[Start of section]

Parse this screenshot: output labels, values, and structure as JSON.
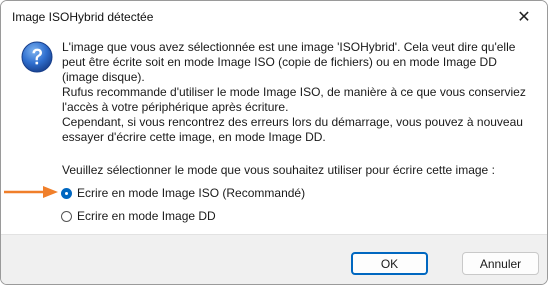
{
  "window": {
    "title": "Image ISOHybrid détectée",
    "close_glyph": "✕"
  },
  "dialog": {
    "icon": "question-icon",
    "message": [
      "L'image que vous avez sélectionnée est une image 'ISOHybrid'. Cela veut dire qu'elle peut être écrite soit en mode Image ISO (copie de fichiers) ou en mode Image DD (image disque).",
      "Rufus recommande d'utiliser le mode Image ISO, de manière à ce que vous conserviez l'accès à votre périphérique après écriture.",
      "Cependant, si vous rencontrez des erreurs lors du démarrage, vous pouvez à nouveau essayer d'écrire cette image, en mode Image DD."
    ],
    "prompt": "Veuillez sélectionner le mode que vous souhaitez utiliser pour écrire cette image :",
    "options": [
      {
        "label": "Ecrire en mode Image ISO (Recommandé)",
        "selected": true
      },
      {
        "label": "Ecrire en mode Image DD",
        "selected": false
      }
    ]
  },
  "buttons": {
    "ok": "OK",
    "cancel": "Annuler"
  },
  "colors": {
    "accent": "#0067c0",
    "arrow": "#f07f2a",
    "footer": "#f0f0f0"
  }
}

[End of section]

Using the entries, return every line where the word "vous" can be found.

      "L'image que vous avez sélectionnée est une image 'ISOHybrid'. Cela veut dire qu'elle peut être écrite soit en mode Image ISO (copie de fichiers) ou en mode Image DD (image disque).",
      "Rufus recommande d'utiliser le mode Image ISO, de manière à ce que vous conserviez l'accès à votre périphérique après écriture.",
      "Cependant, si vous rencontrez des erreurs lors du démarrage, vous pouvez à nouveau essayer d'écrire cette image, en mode Image DD."
    "prompt": "Veuillez sélectionner le mode que vous souhaitez utiliser pour écrire cette image :",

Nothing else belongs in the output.